To avoid confusions, the name of the used catalog must be used.

Why do some stars have proper names then?

The common or proper names for some of the brightest and most recognizable stars in the sky have been all inherited from their old named when ancient astronomers and civilizations did assign them names. These designations are mostly from Greek, Arab and Latin origin and that’s why they are based in their myths and deities.

Only sporadically does the IAU allows for assigning proper names anymore and it is only made to honor historical figures or as part of a campaign. The last proper names were assigned in 2015 and 2016 when they added the following names:

  • Cervantes (Mu Arae). Named after Spanish writer Miguel de Cervantes.
  • Copernicus (55 Cancri A). Named after astronomer Nicolaus Copernicus
  • Cor Caroli (“The Heart of Charles” – Alpha Canum Venaticorum). Named after King Charles I of England

The proper names are just as recognized as the catalog names, but they are generally not assigned anymore. Only about 355 stars have proper names.

What do star naming services sell?

They are basically selling you a novelty piece of paper that has no value.

What these companies try to not make clear is the “naming rights” you purchase from them are only in their internal catalog. No official organization or astronomer will be using your name ever.

Here’s the fine print buried deep in one of these services legal information. This is how they manage to skirt the lines of what’s legal. We will redact their name as to not send any business their way:

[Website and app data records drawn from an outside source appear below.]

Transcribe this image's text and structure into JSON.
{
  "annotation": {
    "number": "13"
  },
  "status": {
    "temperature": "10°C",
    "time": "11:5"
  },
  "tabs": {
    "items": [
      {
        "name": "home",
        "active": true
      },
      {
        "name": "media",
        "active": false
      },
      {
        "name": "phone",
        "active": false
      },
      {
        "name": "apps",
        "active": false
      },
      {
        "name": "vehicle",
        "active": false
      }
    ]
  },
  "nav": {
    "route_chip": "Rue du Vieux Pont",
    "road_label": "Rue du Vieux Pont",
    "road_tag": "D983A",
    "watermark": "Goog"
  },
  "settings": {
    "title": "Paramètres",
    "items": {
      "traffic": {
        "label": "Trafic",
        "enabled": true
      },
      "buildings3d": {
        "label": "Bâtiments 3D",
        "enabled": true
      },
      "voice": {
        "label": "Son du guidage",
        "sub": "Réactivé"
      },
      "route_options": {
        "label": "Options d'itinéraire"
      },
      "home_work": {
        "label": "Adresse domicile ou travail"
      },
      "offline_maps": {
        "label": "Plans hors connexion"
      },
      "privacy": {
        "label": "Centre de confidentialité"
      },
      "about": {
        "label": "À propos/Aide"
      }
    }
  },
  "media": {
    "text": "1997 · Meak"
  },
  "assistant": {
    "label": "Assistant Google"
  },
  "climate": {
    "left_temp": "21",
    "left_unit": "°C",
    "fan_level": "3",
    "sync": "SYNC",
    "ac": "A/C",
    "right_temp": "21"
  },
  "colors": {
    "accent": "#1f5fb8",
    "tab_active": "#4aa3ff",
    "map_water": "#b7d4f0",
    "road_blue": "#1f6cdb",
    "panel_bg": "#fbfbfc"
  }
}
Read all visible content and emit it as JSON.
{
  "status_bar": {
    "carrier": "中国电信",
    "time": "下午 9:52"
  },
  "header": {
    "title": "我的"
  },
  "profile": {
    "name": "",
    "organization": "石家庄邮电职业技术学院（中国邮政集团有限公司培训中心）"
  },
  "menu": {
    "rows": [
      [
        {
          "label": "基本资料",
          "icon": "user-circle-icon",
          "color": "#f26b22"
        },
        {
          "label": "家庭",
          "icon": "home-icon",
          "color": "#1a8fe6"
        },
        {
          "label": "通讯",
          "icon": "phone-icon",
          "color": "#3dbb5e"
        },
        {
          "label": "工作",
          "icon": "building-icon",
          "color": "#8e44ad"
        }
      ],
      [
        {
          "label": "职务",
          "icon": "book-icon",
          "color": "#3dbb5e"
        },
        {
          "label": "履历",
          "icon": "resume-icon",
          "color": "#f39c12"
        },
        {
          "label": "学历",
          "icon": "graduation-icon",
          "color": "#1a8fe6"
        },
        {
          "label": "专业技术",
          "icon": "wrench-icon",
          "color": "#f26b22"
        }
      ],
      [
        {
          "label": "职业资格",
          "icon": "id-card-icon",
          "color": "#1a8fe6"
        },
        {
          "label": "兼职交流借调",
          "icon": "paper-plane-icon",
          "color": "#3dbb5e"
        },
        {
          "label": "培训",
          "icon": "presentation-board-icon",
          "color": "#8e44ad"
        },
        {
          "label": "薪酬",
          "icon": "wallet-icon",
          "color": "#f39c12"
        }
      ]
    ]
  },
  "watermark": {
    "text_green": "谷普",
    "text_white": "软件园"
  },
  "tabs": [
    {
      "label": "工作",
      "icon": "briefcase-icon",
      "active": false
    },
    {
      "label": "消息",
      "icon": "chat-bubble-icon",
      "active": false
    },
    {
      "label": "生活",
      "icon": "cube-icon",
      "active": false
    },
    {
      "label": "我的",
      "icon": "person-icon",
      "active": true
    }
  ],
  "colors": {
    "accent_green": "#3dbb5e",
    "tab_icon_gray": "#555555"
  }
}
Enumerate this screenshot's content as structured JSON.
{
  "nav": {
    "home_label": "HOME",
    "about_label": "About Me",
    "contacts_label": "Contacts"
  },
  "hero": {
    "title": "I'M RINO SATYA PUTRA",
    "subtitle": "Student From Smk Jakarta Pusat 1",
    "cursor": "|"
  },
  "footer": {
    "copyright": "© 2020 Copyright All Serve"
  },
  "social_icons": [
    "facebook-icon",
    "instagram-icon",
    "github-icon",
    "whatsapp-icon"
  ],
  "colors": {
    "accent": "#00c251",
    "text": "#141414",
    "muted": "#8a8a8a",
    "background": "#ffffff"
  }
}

[The Company] is a U.S. based company established in 1979. We are a member of the Better Business Bureau with an A+ Rating. 10 volumes of our star catalog have been published and recorded in the United States Copyright office since 1979. NASA will not be using this new name. This unique catalog of the stars is not a listing intended for scientific use and is not recognized by astronomers.

Are Star Naming Sites Legit?

No. Any service that tells you it is possible to buy the naming rights for any object in the sky is trying to make a quick buck.

Star naming services have been such a common scam for so long that the IAU has made it clear in their website they are not associated with any of this:

As an international scientific organization, the IAU dissociates itself entirely from the commercial practice of “selling” fictitious star names, surface feature names, or real estate on other planets or moons in the Solar System. Accordingly, the IAU maintains no list of the (several competing) enterprises in these businesses in individual countries of the world.

If you are trying to find a gift for a loved one or to honor someone who passed away, there are better ways to do it.

Alternatives to star naming

Now that we know naming a star is not possible, you might be wondering what are you going to do to find that gift you were looking for or how to honor your loved ones. We thought we could provide some ideas just so we don’t send you away empty-handed.

  • Plant a tree – If you are looking for something that is going to last for a very long time, planting a tree (or ten) is a great option. Trees can live for hundreds of years and you will be helping keep our planet healthy. If you don’t have the space for it, there are non-profit organizations you can donate to that will do it for you for as low as $1. You can also get a certificate for it. We recommend One Tree Planted if you do decide to do this.
  • Donate the money to charity – Those $30 that you were going to give away to a “star naming” service would go a long way when used for a better purpose. Pick your favorite charity or a cause you believe in and donate the money to the name of the person you wanted to give the gift to.

Elena is a Canadian journalist and researcher. She has been looking at the sky for years and hopes to introduce more people to the wonderful hobby that is astronomy.